BY MOLLOY SHEEHAN
“Come measure me.” I would hear men and women shouting in Tem, the local language spoken in the rural town of Aledjo-Koura, Benin, as I meandered around the soccer field. I approached the woman who called me and measured her blood pressure. As a community health agent with the Peace Corps from 2016-18, I led health outreach programs—sometimes this meant impromptu health education sessions at a soccer match.
I dreamed of serving in the Peace Corps for years. The role fused my taste for adventure and passion for service while providing continual opportunity to learn about global health systems. Working as a community health agent, my job was to gather feedback from the community about health priorities. Collaborating with local counterparts, I would pitch ideas to the community health center to address needs, then plan and implement projects.
I expected that during my time in the Peace Corps I would learn to navigate cultural differences, master new languages and hopefully make a positive difference; however, I did not expect to encounter the same chronic diseases I had seen working in a cardiac rehabilitation clinic during graduate school. Just before leaving for Benin, I received a master’s in exercise physiology from the University of Virginia, where I learned about physical activity and nutrition as means of preventing and treating chronic disease. Chronic non-communicable diseases (NCDs), like hypertension, diabetes, cancer and heart disease are the largest causes of death world-wide and are on the rise in Africa.
Six months into my service, my neighbor told me she was hypertensive. I asked what her blood pressure typically was. She didn’t know. She would periodically take blood pressure medication but did not know if it was effective as she could only check her blood pressure at the hospital. Seeing the need, I asked a friend in medical school to mail me a stethoscope and blood pressure cuff. I started measuring her blood pressure weekly, then began doing the same for friends and neighbors. There was immense interest in NCD education and monitoring.
Word spread quickly. Soon, I was requested throughout the village to conduct lessons on the prevention of hypertension and diabetes, a need previously not identified in the Peace Corps health framework. Hypertension monitoring sessions were integrated into women’s savings groups and community meetings. People were motivated to grow nutrient rich plants to enrich their sauces. The momentum even allowed me to create the first adult women’s sports team in the village, breaking gender boundaries in the name of health.
Through these activities, I discovered that hypertension was common, and most people in the village who had it did not know what it was. “Tension” was a menacing catch-all for headaches, fatigue or unexplained death. Equipping people with knowledge is empowering, but it is not enough to meaningfully prevent disease.
Prevention requires the strengthening of health systems through capacity building, technology and infrastructure, as well as addressing the social determinants of health. To motivate change in low and middle-income countries, government officials and stakeholders at international organizations must mobilize around the problem.
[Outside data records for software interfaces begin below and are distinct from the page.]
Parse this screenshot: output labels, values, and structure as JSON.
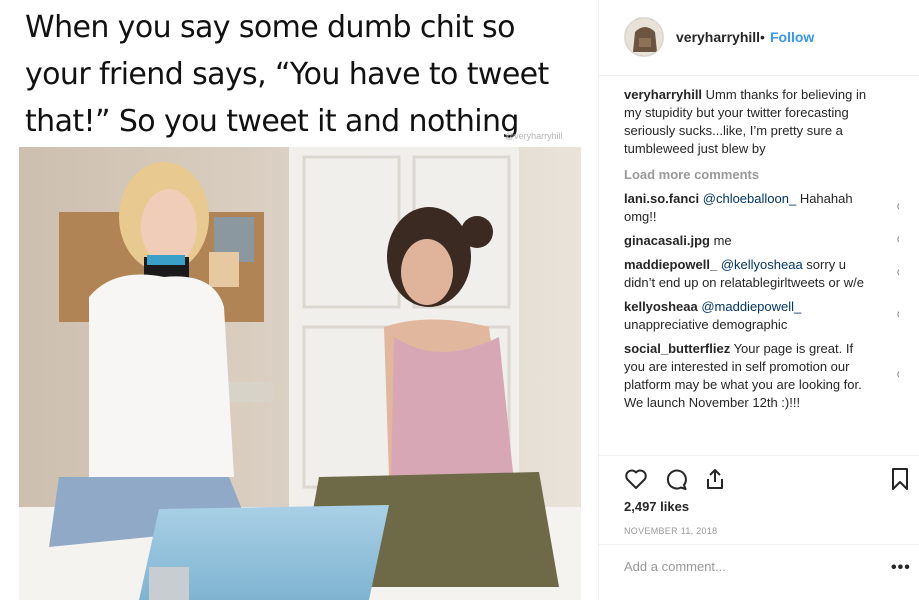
{
  "post": {
    "meme_text": "When you say some dumb chit so your friend says, “You have to tweet that!” So you tweet it and nothing happens",
    "watermark": "@veryharryhill"
  },
  "header": {
    "username": "veryharryhill",
    "separator": "•",
    "follow_label": "Follow"
  },
  "caption": {
    "username": "veryharryhill",
    "text": " Umm thanks for believing in my stupidity but your twitter forecasting seriously sucks...like, I’m pretty sure a tumbleweed just blew by"
  },
  "load_more_label": "Load more comments",
  "comments": [
    {
      "username": "lani.so.fanci",
      "mention": "@chloeballoon_",
      "text": " Hahahah omg!!"
    },
    {
      "username": "ginacasali.jpg",
      "mention": "",
      "text": " me"
    },
    {
      "username": "maddiepowell_",
      "mention": "@kellyosheaa",
      "text": " sorry u didn’t end up on relatablegirltweets or w/e"
    },
    {
      "username": "kellyosheaa",
      "mention": "@maddiepowell_",
      "text": " unappreciative demographic"
    },
    {
      "username": "social_butterfliez",
      "mention": "",
      "text": " Your page is great. If you are interested in self promotion our platform may be what you are looking for. We launch November 12th :)!!!"
    }
  ],
  "likes": "2,497 likes",
  "date": "NOVEMBER 11, 2018",
  "add_comment": {
    "placeholder": "Add a comment..."
  },
  "more_options": "•••",
  "colors": {
    "link_blue": "#3897f0",
    "mention_blue": "#003569",
    "muted": "#999999",
    "border": "#efefef"
  },
  "icons": [
    "heart-icon",
    "comment-icon",
    "share-icon",
    "bookmark-icon"
  ]
}
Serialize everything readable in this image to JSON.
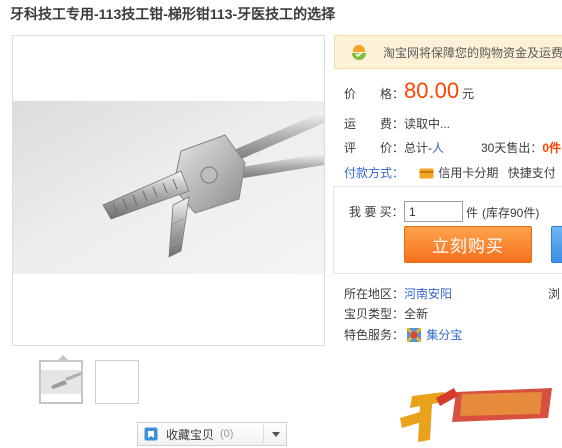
{
  "page": {
    "title": "牙科技工专用-113技工钳-梯形钳113-牙医技工的选择"
  },
  "gallery": {
    "thumb_count": 2
  },
  "favorite": {
    "label": "收藏宝贝",
    "count": "(0)"
  },
  "notice": {
    "text": "淘宝网将保障您的购物资金及运费"
  },
  "price": {
    "label": "价　　格：",
    "value": "80.00",
    "unit": "元"
  },
  "shipping": {
    "label": "运　　费：",
    "value": "读取中..."
  },
  "review": {
    "label": "评　　价：",
    "total_prefix": "总计-",
    "total_count": "人",
    "sold_prefix": "30天售出：",
    "sold_count": "0件"
  },
  "payment": {
    "label": "付款方式：",
    "credit": "信用卡分期",
    "quick": "快捷支付"
  },
  "purchase": {
    "qty_label": "我 要 买：",
    "qty_value": "1",
    "qty_unit": "件",
    "stock": "(库存90件)",
    "buy_label": "立刻购买"
  },
  "details": {
    "location_label": "所在地区：",
    "location_value": "河南安阳",
    "browse": "浏",
    "type_label": "宝贝类型：",
    "type_value": "全新",
    "service_label": "特色服务：",
    "service_value": "集分宝"
  },
  "colors": {
    "price": "#ff4400",
    "link": "#3366cc",
    "buy_button": "#f6701c",
    "notice_bg": "#fdf1d8"
  }
}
This demands data, which is unfortunately limited.
In response to this dearth of data, the World Health Organization developed a standardized NCD risk factor surveillance survey which has been completed in dozens of low and middle-income countries. This survey looks at risk factors that contribute to NCDs such as diet, waist circumference and blood sugar. In Benin, this study was completed in 2015, and 26 percent of the population had hypertension. In neighboring Togo, the most recent study was completed in 2010, finding 19 percent of the population had hypertension.
In West Africa, rapid globalization and technology access has monumental effects on behaviors that effect NCDs like diet, physical activity and consumption of alcohol and tobacco. Given that these factors transcend borders, I decided to complete my research in Togo. It has been nearly 10 years since the last study in Togo, and much has changed. The problem is that funding for NCD research is difficult to obtain.
I realized I was in a unique position to help fill this need for data. I speak French, the Togolese national language, and Tem, the language of an ethnic group in Togo, Benin and Ghana. I have a background in research methods, chronic disease prevention and project management in West Africa. Most importantly, as an American, I have the privilege of applying for funding through a Fulbright grant.
This research would not be possible without my Togolese partners NGO Tibi and Doctor Mofou Belo, Head of the Department of non-Communicable Disease Surveillance at the Ministry of Health. Since arriving, I have had the opportunity to collaborate with brilliant Togolese statisticians, epidemiologists and health care professionals offering their expertise. Together, our hope is to use this data to demonstrate current prevalence of risk factors, advocate for future research and use our platform to educate people about NCDs.
I arrived in Togo in mid-September and will return to America in June 2020. I’ll be writing this column as a lens to share my experience and explore aspects of culture, food and identity in West Africa.
Until next time ~ A bientôt ~ Bilah bitassi.
Molloy Sheehan grew up in Manhasset and calls it her hometown. She is the principal investigator and project manager of a public health research project in Togo, West Africa. Harnessing her expertise in chronic diseases and her experience with West African culture and health systems, Sheehan is working to shed light on the prevalence of chronic non-communicable diseases such as hypertension, cancer and diabetes in Togo. Her work is funded by a Fulbright research grant.